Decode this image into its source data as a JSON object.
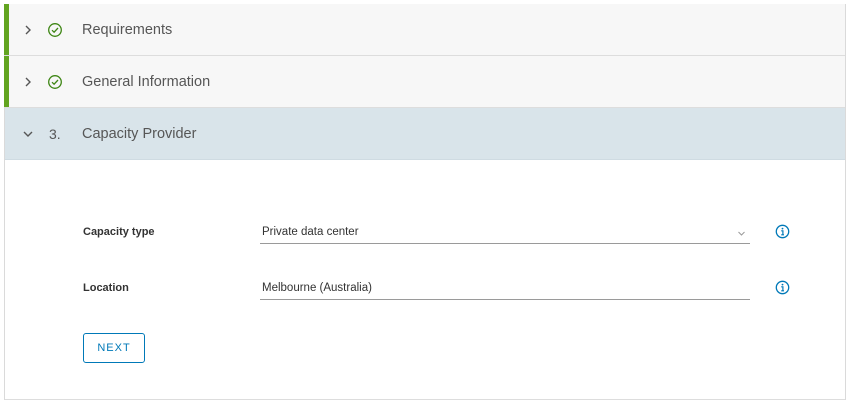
{
  "steps": [
    {
      "title": "Requirements",
      "state": "complete"
    },
    {
      "title": "General Information",
      "state": "complete"
    },
    {
      "number": "3.",
      "title": "Capacity Provider",
      "state": "active"
    }
  ],
  "form": {
    "capacity_type": {
      "label": "Capacity type",
      "value": "Private data center"
    },
    "location": {
      "label": "Location",
      "value": "Melbourne (Australia)"
    },
    "next_label": "NEXT"
  },
  "icons": {
    "collapsed": "chevron-right-icon",
    "expanded": "chevron-down-icon",
    "complete": "check-circle-icon",
    "info": "info-circle-icon",
    "select_caret": "caret-down-icon"
  },
  "colors": {
    "complete": "#62a420",
    "active_header": "#d9e4ea",
    "accent": "#0079b8"
  }
}
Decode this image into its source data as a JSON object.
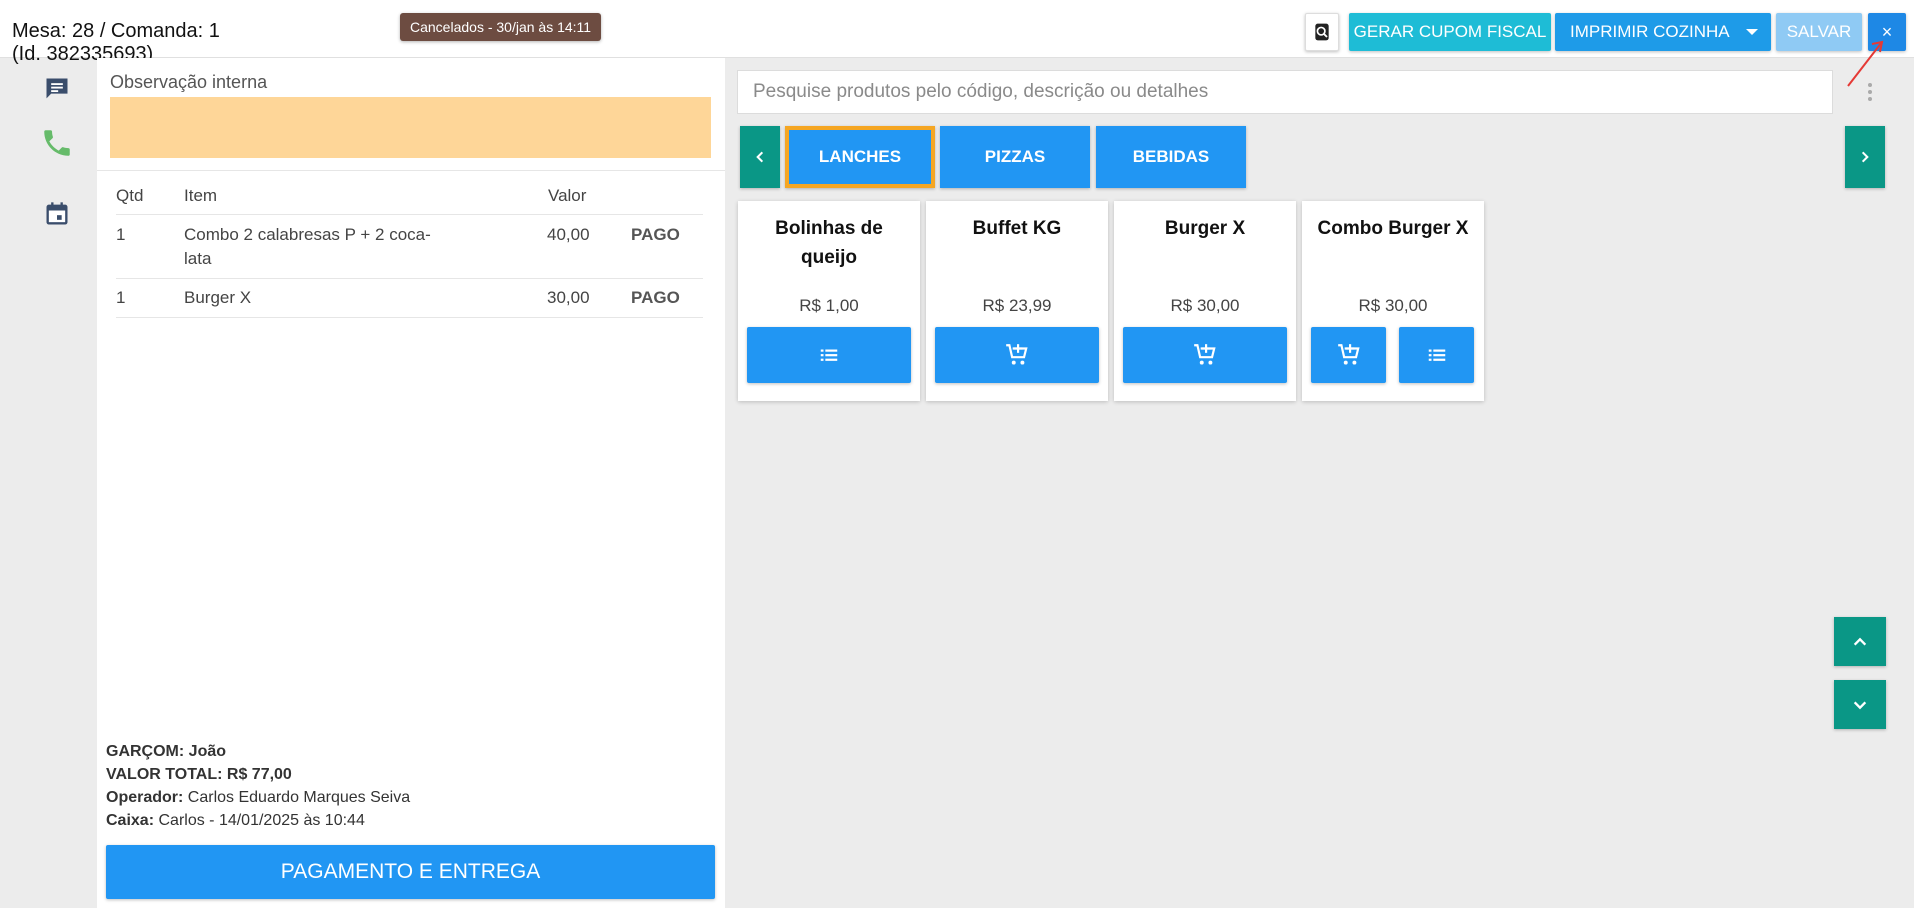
{
  "header": {
    "title_line1": "Mesa: 28 / Comanda: 1",
    "title_line2": "(Id. 382335693)",
    "toast": "Cancelados - 30/jan às 14:11",
    "buttons": {
      "cupom": "GERAR CUPOM FISCAL",
      "imprimir": "IMPRIMIR COZINHA",
      "salvar": "SALVAR",
      "close": "×"
    }
  },
  "sidebar": {
    "icons": [
      "chat-icon",
      "phone-icon",
      "calendar-icon"
    ]
  },
  "left": {
    "obs_label": "Observação interna",
    "table": {
      "headers": {
        "qtd": "Qtd",
        "item": "Item",
        "valor": "Valor"
      },
      "rows": [
        {
          "qtd": "1",
          "item": "Combo 2 calabresas P + 2 coca-lata",
          "valor": "40,00",
          "status": "PAGO"
        },
        {
          "qtd": "1",
          "item": "Burger X",
          "valor": "30,00",
          "status": "PAGO"
        }
      ]
    },
    "totals": {
      "garcom_label": "GARÇOM:",
      "garcom_value": "João",
      "total_label": "VALOR TOTAL:",
      "total_value": "R$ 77,00",
      "operador_label": "Operador:",
      "operador_value": "Carlos Eduardo Marques Seiva",
      "caixa_label": "Caixa:",
      "caixa_value": "Carlos - 14/01/2025 às 10:44"
    },
    "pagamento_button": "PAGAMENTO E ENTREGA"
  },
  "right": {
    "search_placeholder": "Pesquise produtos pelo código, descrição ou detalhes",
    "categories": [
      "LANCHES",
      "PIZZAS",
      "BEBIDAS"
    ],
    "active_category": "LANCHES",
    "products": [
      {
        "name": "Bolinhas de queijo",
        "price": "R$ 1,00"
      },
      {
        "name": "Buffet KG",
        "price": "R$ 23,99"
      },
      {
        "name": "Burger X",
        "price": "R$ 30,00"
      },
      {
        "name": "Combo Burger X",
        "price": "R$ 30,00"
      }
    ]
  },
  "colors": {
    "primary": "#2196f3",
    "teal": "#0a9786",
    "cyan": "#1ebcd6",
    "observation": "#fed698",
    "toast": "#6d4c41",
    "active_border": "#f5a623"
  }
}
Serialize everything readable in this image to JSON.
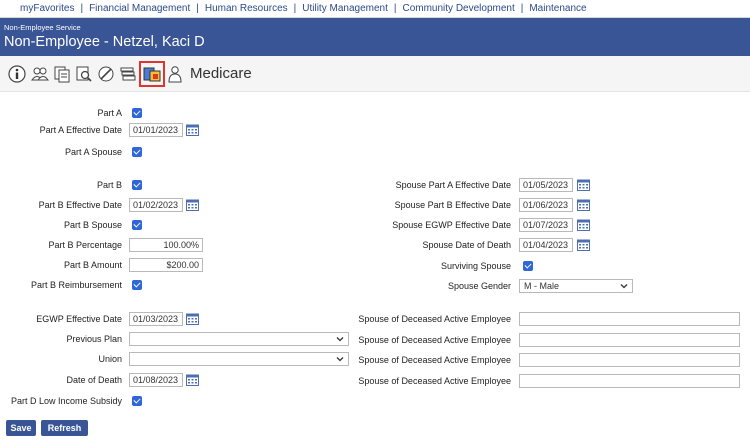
{
  "topnav": {
    "items": [
      "myFavorites",
      "Financial Management",
      "Human Resources",
      "Utility Management",
      "Community Development",
      "Maintenance"
    ],
    "separator": "|"
  },
  "header": {
    "subtitle": "Non-Employee Service",
    "title": "Non-Employee -  Netzel, Kaci D"
  },
  "toolbar": {
    "title": "Medicare",
    "icons": [
      "info-icon",
      "group-icon",
      "copy-icon",
      "search-document-icon",
      "edit-icon",
      "stack-icon",
      "medicare-icon",
      "person-icon"
    ],
    "selected_icon": "medicare-icon"
  },
  "left": {
    "part_a_label": "Part A",
    "part_a_checked": true,
    "part_a_eff_label": "Part A Effective Date",
    "part_a_eff_value": "01/01/2023",
    "part_a_spouse_label": "Part A Spouse",
    "part_a_spouse_checked": true,
    "part_b_label": "Part B",
    "part_b_checked": true,
    "part_b_eff_label": "Part B Effective Date",
    "part_b_eff_value": "01/02/2023",
    "part_b_spouse_label": "Part B Spouse",
    "part_b_spouse_checked": true,
    "part_b_pct_label": "Part B Percentage",
    "part_b_pct_value": "100.00%",
    "part_b_amt_label": "Part B Amount",
    "part_b_amt_value": "$200.00",
    "part_b_reimb_label": "Part B Reimbursement",
    "part_b_reimb_checked": true,
    "egwp_label": "EGWP Effective Date",
    "egwp_value": "01/03/2023",
    "prev_plan_label": "Previous Plan",
    "prev_plan_value": "",
    "union_label": "Union",
    "union_value": "",
    "dod_label": "Date of Death",
    "dod_value": "01/08/2023",
    "part_d_label": "Part D Low Income Subsidy",
    "part_d_checked": true
  },
  "right": {
    "sp_a_eff_label": "Spouse Part A Effective Date",
    "sp_a_eff_value": "01/05/2023",
    "sp_b_eff_label": "Spouse Part B Effective Date",
    "sp_b_eff_value": "01/06/2023",
    "sp_egwp_label": "Spouse EGWP Effective Date",
    "sp_egwp_value": "01/07/2023",
    "sp_dod_label": "Spouse Date of Death",
    "sp_dod_value": "01/04/2023",
    "surviving_label": "Surviving Spouse",
    "surviving_checked": true,
    "gender_label": "Spouse Gender",
    "gender_value": "M - Male",
    "deceased_label_1": "Spouse of Deceased Active Employee",
    "deceased_label_2": "Spouse of Deceased Active Employee",
    "deceased_label_3": "Spouse of Deceased Active Employee",
    "deceased_label_4": "Spouse of Deceased Active Employee",
    "deceased_value_1": "",
    "deceased_value_2": "",
    "deceased_value_3": "",
    "deceased_value_4": ""
  },
  "buttons": {
    "save": "Save",
    "refresh": "Refresh"
  },
  "colors": {
    "header_bg": "#3a5596",
    "checkbox": "#2f67d8",
    "selected_outline": "#e23333",
    "nav_link": "#2b4a8a"
  }
}
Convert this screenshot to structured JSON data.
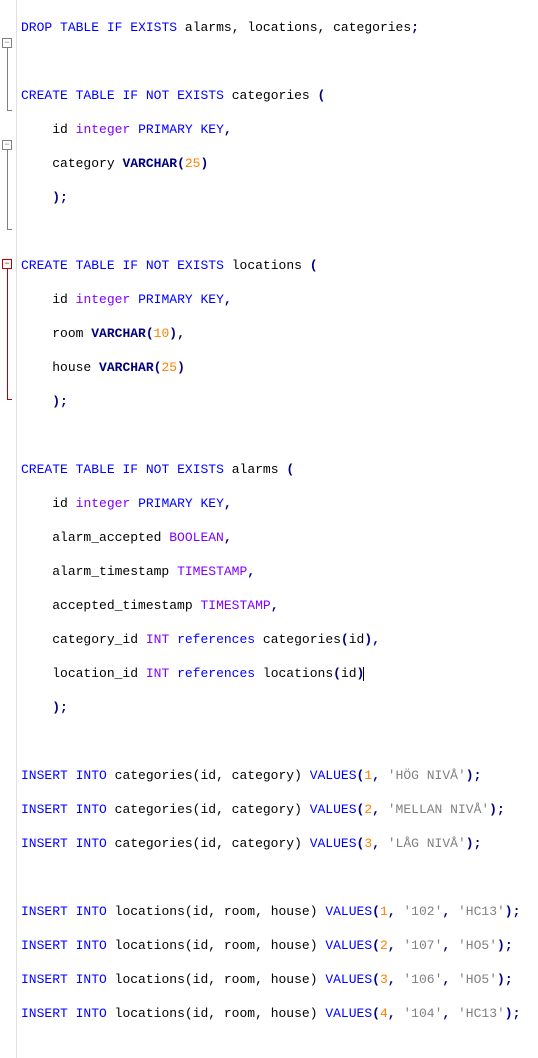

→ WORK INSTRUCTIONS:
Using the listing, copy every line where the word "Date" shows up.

→ RESULT FOR THIS TASK:
    "part_a_eff_label": "Part A Effective Date",
    "part_b_eff_label": "Part B Effective Date",
    "egwp_label": "EGWP Effective Date",
    "dod_label": "Date of Death",
    "sp_a_eff_label": "Spouse Part A Effective Date",
    "sp_b_eff_label": "Spouse Part B Effective Date",
    "sp_egwp_label": "Spouse EGWP Effective Date",
    "sp_dod_label": "Spouse Date of Death",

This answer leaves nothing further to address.